Please write out each entry that follows, keeping it exactly the same.

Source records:
= Beginning of Section =
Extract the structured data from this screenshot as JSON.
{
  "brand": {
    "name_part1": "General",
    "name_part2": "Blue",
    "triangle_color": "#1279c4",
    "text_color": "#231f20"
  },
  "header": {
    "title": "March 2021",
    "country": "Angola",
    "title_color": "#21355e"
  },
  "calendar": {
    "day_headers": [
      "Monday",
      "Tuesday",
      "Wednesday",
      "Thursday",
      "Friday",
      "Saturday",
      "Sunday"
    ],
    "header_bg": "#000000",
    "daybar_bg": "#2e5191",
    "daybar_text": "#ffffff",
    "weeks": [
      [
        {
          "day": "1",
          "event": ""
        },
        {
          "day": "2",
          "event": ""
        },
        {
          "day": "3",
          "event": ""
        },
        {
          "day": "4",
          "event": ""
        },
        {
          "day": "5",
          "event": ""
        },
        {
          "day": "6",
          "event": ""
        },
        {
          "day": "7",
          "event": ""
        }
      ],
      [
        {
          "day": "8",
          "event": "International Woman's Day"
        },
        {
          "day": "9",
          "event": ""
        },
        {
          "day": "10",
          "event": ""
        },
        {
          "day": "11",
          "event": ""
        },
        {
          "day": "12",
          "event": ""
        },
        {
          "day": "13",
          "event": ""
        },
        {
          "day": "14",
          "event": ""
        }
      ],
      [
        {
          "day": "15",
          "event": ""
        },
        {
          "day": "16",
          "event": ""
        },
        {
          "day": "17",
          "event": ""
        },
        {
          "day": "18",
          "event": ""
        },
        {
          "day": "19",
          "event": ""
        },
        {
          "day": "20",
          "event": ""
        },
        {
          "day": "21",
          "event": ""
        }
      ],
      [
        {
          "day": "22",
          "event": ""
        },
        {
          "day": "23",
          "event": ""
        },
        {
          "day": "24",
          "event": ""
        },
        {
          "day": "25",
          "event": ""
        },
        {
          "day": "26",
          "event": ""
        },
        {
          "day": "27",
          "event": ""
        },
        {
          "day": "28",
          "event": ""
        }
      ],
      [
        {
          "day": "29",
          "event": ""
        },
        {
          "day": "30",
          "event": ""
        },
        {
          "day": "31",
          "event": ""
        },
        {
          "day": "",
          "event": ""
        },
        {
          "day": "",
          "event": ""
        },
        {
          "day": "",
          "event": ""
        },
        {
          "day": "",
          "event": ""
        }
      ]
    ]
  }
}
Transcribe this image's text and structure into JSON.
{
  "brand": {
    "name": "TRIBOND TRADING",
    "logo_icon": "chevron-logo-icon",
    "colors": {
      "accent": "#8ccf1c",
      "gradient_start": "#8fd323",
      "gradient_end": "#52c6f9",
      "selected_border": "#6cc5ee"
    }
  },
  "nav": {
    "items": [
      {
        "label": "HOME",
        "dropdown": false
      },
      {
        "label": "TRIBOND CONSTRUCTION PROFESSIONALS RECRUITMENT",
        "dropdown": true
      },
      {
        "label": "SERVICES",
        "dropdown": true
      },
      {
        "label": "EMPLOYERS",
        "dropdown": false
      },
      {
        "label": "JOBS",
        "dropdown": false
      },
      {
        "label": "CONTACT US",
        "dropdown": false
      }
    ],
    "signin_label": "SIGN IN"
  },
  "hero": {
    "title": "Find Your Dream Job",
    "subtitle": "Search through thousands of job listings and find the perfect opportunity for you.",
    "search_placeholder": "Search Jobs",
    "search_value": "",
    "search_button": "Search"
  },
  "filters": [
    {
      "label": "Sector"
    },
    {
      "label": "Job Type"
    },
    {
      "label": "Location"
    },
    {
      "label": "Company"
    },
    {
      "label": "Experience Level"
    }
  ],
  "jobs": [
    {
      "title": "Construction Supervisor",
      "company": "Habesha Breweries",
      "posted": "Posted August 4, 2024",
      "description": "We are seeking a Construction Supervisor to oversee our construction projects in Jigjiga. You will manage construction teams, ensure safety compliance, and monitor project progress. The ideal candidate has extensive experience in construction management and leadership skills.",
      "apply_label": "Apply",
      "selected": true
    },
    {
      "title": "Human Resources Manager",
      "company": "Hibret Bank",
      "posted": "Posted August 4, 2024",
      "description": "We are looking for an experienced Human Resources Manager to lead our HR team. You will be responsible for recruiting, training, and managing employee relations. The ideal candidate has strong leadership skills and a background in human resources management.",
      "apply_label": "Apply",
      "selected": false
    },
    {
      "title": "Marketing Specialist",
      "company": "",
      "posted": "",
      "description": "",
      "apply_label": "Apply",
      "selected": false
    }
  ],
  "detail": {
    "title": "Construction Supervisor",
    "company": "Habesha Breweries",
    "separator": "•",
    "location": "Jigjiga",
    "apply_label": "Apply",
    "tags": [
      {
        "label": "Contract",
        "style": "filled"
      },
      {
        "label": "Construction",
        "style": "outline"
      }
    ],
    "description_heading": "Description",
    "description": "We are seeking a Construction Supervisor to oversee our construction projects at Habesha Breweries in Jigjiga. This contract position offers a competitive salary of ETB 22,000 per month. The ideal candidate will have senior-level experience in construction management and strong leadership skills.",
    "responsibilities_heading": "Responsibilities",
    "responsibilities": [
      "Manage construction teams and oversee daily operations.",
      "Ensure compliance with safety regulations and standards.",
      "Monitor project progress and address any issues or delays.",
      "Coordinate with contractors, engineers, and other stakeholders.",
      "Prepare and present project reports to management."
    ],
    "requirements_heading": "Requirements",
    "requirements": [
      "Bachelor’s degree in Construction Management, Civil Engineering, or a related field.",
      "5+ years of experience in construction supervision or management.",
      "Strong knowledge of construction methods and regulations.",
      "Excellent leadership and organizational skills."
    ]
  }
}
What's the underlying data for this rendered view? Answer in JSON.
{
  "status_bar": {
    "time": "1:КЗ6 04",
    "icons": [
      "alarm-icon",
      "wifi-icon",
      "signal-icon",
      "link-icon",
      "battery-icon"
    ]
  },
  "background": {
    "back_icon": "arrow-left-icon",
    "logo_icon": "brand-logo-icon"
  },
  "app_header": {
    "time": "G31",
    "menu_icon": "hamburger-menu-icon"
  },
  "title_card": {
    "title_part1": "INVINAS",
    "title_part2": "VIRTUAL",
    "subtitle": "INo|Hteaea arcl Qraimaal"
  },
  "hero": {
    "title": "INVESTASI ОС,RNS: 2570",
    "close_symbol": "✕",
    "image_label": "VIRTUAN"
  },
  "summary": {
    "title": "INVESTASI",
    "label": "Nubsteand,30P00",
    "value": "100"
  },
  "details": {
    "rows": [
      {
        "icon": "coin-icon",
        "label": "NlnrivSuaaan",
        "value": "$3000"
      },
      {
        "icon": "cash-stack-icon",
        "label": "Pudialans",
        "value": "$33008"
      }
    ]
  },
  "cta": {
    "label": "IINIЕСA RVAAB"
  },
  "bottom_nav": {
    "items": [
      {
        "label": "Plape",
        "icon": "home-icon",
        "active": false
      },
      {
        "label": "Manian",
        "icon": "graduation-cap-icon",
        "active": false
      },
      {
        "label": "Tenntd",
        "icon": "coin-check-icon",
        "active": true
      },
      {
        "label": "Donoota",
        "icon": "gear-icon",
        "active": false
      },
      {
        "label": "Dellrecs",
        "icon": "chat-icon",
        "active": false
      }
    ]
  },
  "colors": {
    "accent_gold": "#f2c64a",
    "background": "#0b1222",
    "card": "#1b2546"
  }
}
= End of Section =
#### SOLUTION FOR THIS TASK
Extract the structured data from this screenshot as JSON.
{
  "brand": {
    "name_part1": "General",
    "name_part2": "Blue",
    "triangle_color": "#1279c4",
    "text_color": "#231f20"
  },
  "header": {
    "title": "March 2021",
    "country": "Angola",
    "title_color": "#21355e"
  },
  "calendar": {
    "day_headers": [
      "Monday",
      "Tuesday",
      "Wednesday",
      "Thursday",
      "Friday",
      "Saturday",
      "Sunday"
    ],
    "header_bg": "#000000",
    "daybar_bg": "#2e5191",
    "daybar_text": "#ffffff",
    "weeks": [
      [
        {
          "day": "1",
          "event": ""
        },
        {
          "day": "2",
          "event": ""
        },
        {
          "day": "3",
          "event": ""
        },
        {
          "day": "4",
          "event": ""
        },
        {
          "day": "5",
          "event": ""
        },
        {
          "day": "6",
          "event": ""
        },
        {
          "day": "7",
          "event": ""
        }
      ],
      [
        {
          "day": "8",
          "event": "International Woman's Day"
        },
        {
          "day": "9",
          "event": ""
        },
        {
          "day": "10",
          "event": ""
        },
        {
          "day": "11",
          "event": ""
        },
        {
          "day": "12",
          "event": ""
        },
        {
          "day": "13",
          "event": ""
        },
        {
          "day": "14",
          "event": ""
        }
      ],
      [
        {
          "day": "15",
          "event": ""
        },
        {
          "day": "16",
          "event": ""
        },
        {
          "day": "17",
          "event": ""
        },
        {
          "day": "18",
          "event": ""
        },
        {
          "day": "19",
          "event": ""
        },
        {
          "day": "20",
          "event": ""
        },
        {
          "day": "21",
          "event": ""
        }
      ],
      [
        {
          "day": "22",
          "event": ""
        },
        {
          "day": "23",
          "event": ""
        },
        {
          "day": "24",
          "event": ""
        },
        {
          "day": "25",
          "event": ""
        },
        {
          "day": "26",
          "event": ""
        },
        {
          "day": "27",
          "event": ""
        },
        {
          "day": "28",
          "event": ""
        }
      ],
      [
        {
          "day": "29",
          "event": ""
        },
        {
          "day": "30",
          "event": ""
        },
        {
          "day": "31",
          "event": ""
        },
        {
          "day": "",
          "event": ""
        },
        {
          "day": "",
          "event": ""
        },
        {
          "day": "",
          "event": ""
        },
        {
          "day": "",
          "event": ""
        }
      ]
    ]
  }
}
Transcribe this image's text and structure into JSON.
{
  "brand": {
    "name": "TRIBOND TRADING",
    "logo_icon": "chevron-logo-icon",
    "colors": {
      "accent": "#8ccf1c",
      "gradient_start": "#8fd323",
      "gradient_end": "#52c6f9",
      "selected_border": "#6cc5ee"
    }
  },
  "nav": {
    "items": [
      {
        "label": "HOME",
        "dropdown": false
      },
      {
        "label": "TRIBOND CONSTRUCTION PROFESSIONALS RECRUITMENT",
        "dropdown": true
      },
      {
        "label": "SERVICES",
        "dropdown": true
      },
      {
        "label": "EMPLOYERS",
        "dropdown": false
      },
      {
        "label": "JOBS",
        "dropdown": false
      },
      {
        "label": "CONTACT US",
        "dropdown": false
      }
    ],
    "signin_label": "SIGN IN"
  },
  "hero": {
    "title": "Find Your Dream Job",
    "subtitle": "Search through thousands of job listings and find the perfect opportunity for you.",
    "search_placeholder": "Search Jobs",
    "search_value": "",
    "search_button": "Search"
  },
  "filters": [
    {
      "label": "Sector"
    },
    {
      "label": "Job Type"
    },
    {
      "label": "Location"
    },
    {
      "label": "Company"
    },
    {
      "label": "Experience Level"
    }
  ],
  "jobs": [
    {
      "title": "Construction Supervisor",
      "company": "Habesha Breweries",
      "posted": "Posted August 4, 2024",
      "description": "We are seeking a Construction Supervisor to oversee our construction projects in Jigjiga. You will manage construction teams, ensure safety compliance, and monitor project progress. The ideal candidate has extensive experience in construction management and leadership skills.",
      "apply_label": "Apply",
      "selected": true
    },
    {
      "title": "Human Resources Manager",
      "company": "Hibret Bank",
      "posted": "Posted August 4, 2024",
      "description": "We are looking for an experienced Human Resources Manager to lead our HR team. You will be responsible for recruiting, training, and managing employee relations. The ideal candidate has strong leadership skills and a background in human resources management.",
      "apply_label": "Apply",
      "selected": false
    },
    {
      "title": "Marketing Specialist",
      "company": "",
      "posted": "",
      "description": "",
      "apply_label": "Apply",
      "selected": false
    }
  ],
  "detail": {
    "title": "Construction Supervisor",
    "company": "Habesha Breweries",
    "separator": "•",
    "location": "Jigjiga",
    "apply_label": "Apply",
    "tags": [
      {
        "label": "Contract",
        "style": "filled"
      },
      {
        "label": "Construction",
        "style": "outline"
      }
    ],
    "description_heading": "Description",
    "description": "We are seeking a Construction Supervisor to oversee our construction projects at Habesha Breweries in Jigjiga. This contract position offers a competitive salary of ETB 22,000 per month. The ideal candidate will have senior-level experience in construction management and strong leadership skills.",
    "responsibilities_heading": "Responsibilities",
    "responsibilities": [
      "Manage construction teams and oversee daily operations.",
      "Ensure compliance with safety regulations and standards.",
      "Monitor project progress and address any issues or delays.",
      "Coordinate with contractors, engineers, and other stakeholders.",
      "Prepare and present project reports to management."
    ],
    "requirements_heading": "Requirements",
    "requirements": [
      "Bachelor’s degree in Construction Management, Civil Engineering, or a related field.",
      "5+ years of experience in construction supervision or management.",
      "Strong knowledge of construction methods and regulations.",
      "Excellent leadership and organizational skills."
    ]
  }
}
What's the underlying data for this rendered view? Answer in JSON.
{
  "status_bar": {
    "time": "1:КЗ6 04",
    "icons": [
      "alarm-icon",
      "wifi-icon",
      "signal-icon",
      "link-icon",
      "battery-icon"
    ]
  },
  "background": {
    "back_icon": "arrow-left-icon",
    "logo_icon": "brand-logo-icon"
  },
  "app_header": {
    "time": "G31",
    "menu_icon": "hamburger-menu-icon"
  },
  "title_card": {
    "title_part1": "INVINAS",
    "title_part2": "VIRTUAL",
    "subtitle": "INo|Hteaea arcl Qraimaal"
  },
  "hero": {
    "title": "INVESTASI ОС,RNS: 2570",
    "close_symbol": "✕",
    "image_label": "VIRTUAN"
  },
  "summary": {
    "title": "INVESTASI",
    "label": "Nubsteand,30P00",
    "value": "100"
  },
  "details": {
    "rows": [
      {
        "icon": "coin-icon",
        "label": "NlnrivSuaaan",
        "value": "$3000"
      },
      {
        "icon": "cash-stack-icon",
        "label": "Pudialans",
        "value": "$33008"
      }
    ]
  },
  "cta": {
    "label": "IINIЕСA RVAAB"
  },
  "bottom_nav": {
    "items": [
      {
        "label": "Plape",
        "icon": "home-icon",
        "active": false
      },
      {
        "label": "Manian",
        "icon": "graduation-cap-icon",
        "active": false
      },
      {
        "label": "Tenntd",
        "icon": "coin-check-icon",
        "active": true
      },
      {
        "label": "Donoota",
        "icon": "gear-icon",
        "active": false
      },
      {
        "label": "Dellrecs",
        "icon": "chat-icon",
        "active": false
      }
    ]
  },
  "colors": {
    "accent_gold": "#f2c64a",
    "background": "#0b1222",
    "card": "#1b2546"
  }
}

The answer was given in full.